---------- Material provided

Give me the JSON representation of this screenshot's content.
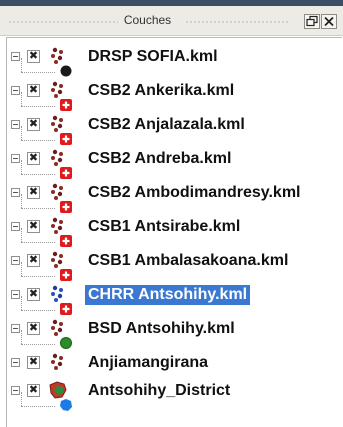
{
  "panel": {
    "title": "Couches"
  },
  "layers": [
    {
      "label": "DRSP SOFIA.kml",
      "checked": "✖",
      "icon": "dots-icon",
      "symbol": "black-circle-icon",
      "selected": false
    },
    {
      "label": "CSB2 Ankerika.kml",
      "checked": "✖",
      "icon": "dots-icon",
      "symbol": "red-cross-icon",
      "selected": false
    },
    {
      "label": "CSB2 Anjalazala.kml",
      "checked": "✖",
      "icon": "dots-icon",
      "symbol": "red-cross-icon",
      "selected": false
    },
    {
      "label": "CSB2 Andreba.kml",
      "checked": "✖",
      "icon": "dots-icon",
      "symbol": "red-cross-icon",
      "selected": false
    },
    {
      "label": "CSB2 Ambodimandresy.kml",
      "checked": "✖",
      "icon": "dots-icon",
      "symbol": "red-cross-icon",
      "selected": false
    },
    {
      "label": "CSB1 Antsirabe.kml",
      "checked": "✖",
      "icon": "dots-icon",
      "symbol": "red-cross-icon",
      "selected": false
    },
    {
      "label": "CSB1 Ambalasakoana.kml",
      "checked": "✖",
      "icon": "dots-icon",
      "symbol": "red-cross-icon",
      "selected": false
    },
    {
      "label": "CHRR Antsohihy.kml",
      "checked": "✖",
      "icon": "dots-icon",
      "symbol": "red-cross-icon",
      "selected": true
    },
    {
      "label": "BSD Antsohihy.kml",
      "checked": "✖",
      "icon": "dots-icon",
      "symbol": "green-circle-icon",
      "selected": false
    },
    {
      "label": "Anjiamangirana",
      "checked": "✖",
      "icon": "dots-icon",
      "symbol": "",
      "selected": false
    },
    {
      "label": "Antsohihy_District",
      "checked": "✖",
      "icon": "polygon-layer-icon",
      "symbol": "blue-polygon-icon",
      "selected": false
    }
  ],
  "colors": {
    "selection": "#3b78d1",
    "dots_dark": "#6b1e1e",
    "dots_selected": "#1f3fa0",
    "cross_red": "#e0191d",
    "symbol_black": "#1a1a1a",
    "symbol_green": "#2a8d2a",
    "symbol_blue": "#1d7be5"
  }
}
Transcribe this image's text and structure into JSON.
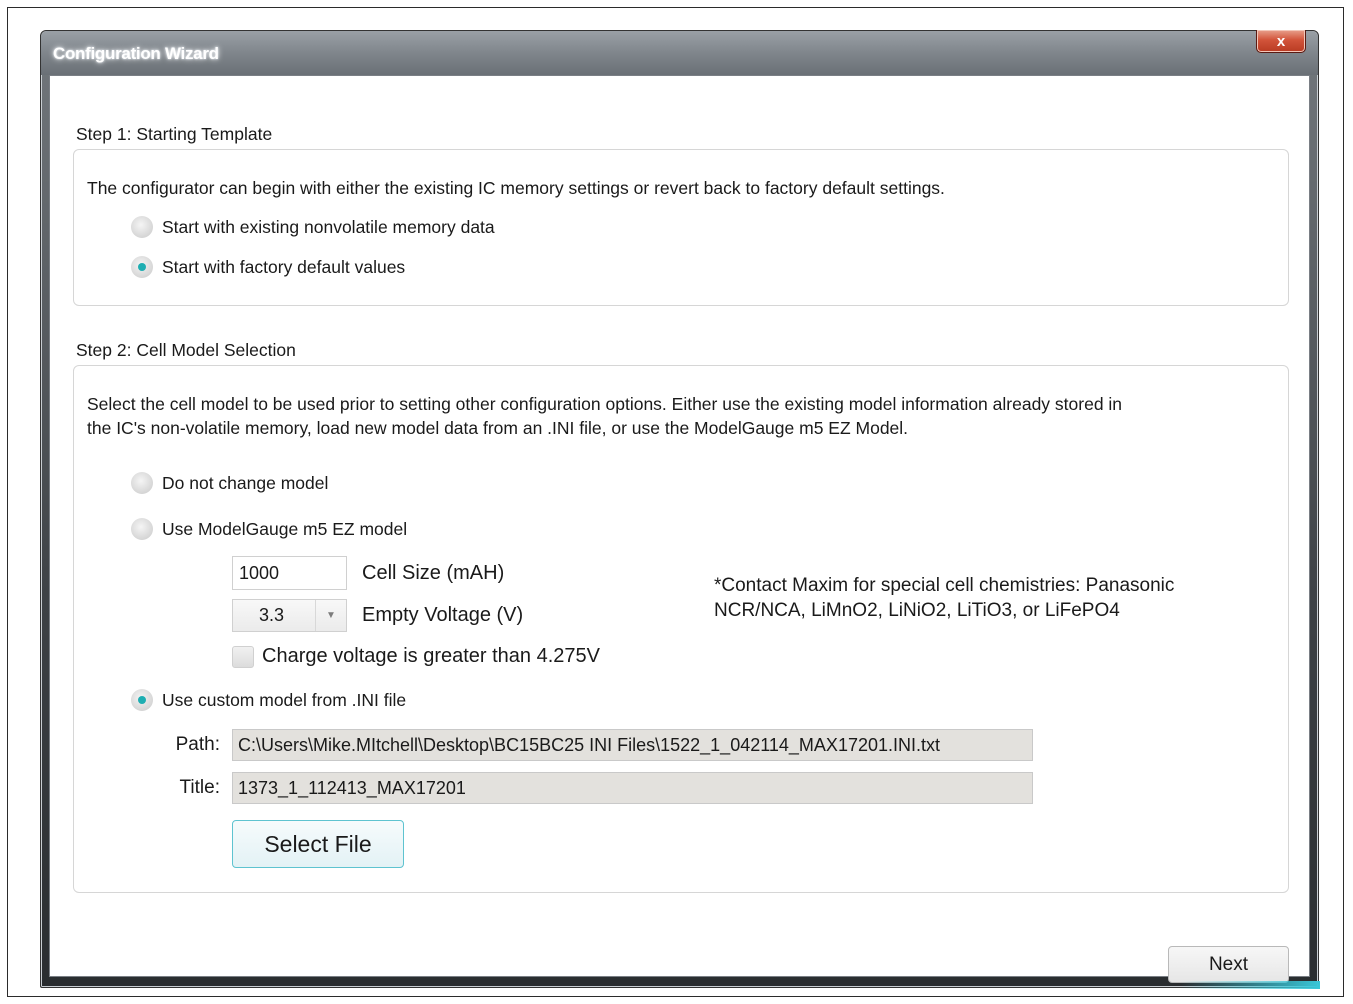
{
  "window": {
    "title": "Configuration Wizard",
    "close_symbol": "x"
  },
  "step1": {
    "label": "Step 1: Starting Template",
    "description": "The configurator can begin with either the existing IC memory settings or revert back to factory default settings.",
    "options": [
      {
        "label": "Start with existing nonvolatile memory data",
        "checked": false
      },
      {
        "label": "Start with factory default values",
        "checked": true
      }
    ]
  },
  "step2": {
    "label": "Step 2: Cell Model Selection",
    "description_line1": "Select the cell model to be used prior to setting other configuration options. Either use the existing model information already stored in",
    "description_line2": "the IC's non-volatile memory, load new model data from an .INI file, or use the ModelGauge m5 EZ Model.",
    "option_no_change": {
      "label": "Do not change model",
      "checked": false
    },
    "option_ez": {
      "label": "Use ModelGauge m5 EZ model",
      "checked": false
    },
    "cell_size": {
      "value": "1000",
      "label": "Cell Size (mAH)"
    },
    "empty_voltage": {
      "value": "3.3",
      "label": "Empty Voltage (V)"
    },
    "charge_voltage": {
      "label": "Charge voltage is greater than 4.275V",
      "checked": false
    },
    "note_line1": "*Contact Maxim for special cell chemistries: Panasonic",
    "note_line2": "NCR/NCA, LiMnO2, LiNiO2, LiTiO3, or LiFePO4",
    "option_custom": {
      "label": "Use custom model from .INI file",
      "checked": true
    },
    "path": {
      "label": "Path:",
      "value": "C:\\Users\\Mike.MItchell\\Desktop\\BC15BC25 INI Files\\1522_1_042114_MAX17201.INI.txt"
    },
    "title": {
      "label": "Title:",
      "value": "1373_1_112413_MAX17201"
    },
    "select_file_label": "Select File"
  },
  "footer": {
    "next_label": "Next"
  },
  "colors": {
    "accent": "#1eaeb2",
    "readonly_bg": "#e3e1dd",
    "close_red": "#c8452b"
  }
}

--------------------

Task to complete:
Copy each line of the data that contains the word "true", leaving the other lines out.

Written response:
      "selected": true
        "checked": true
      "checked": true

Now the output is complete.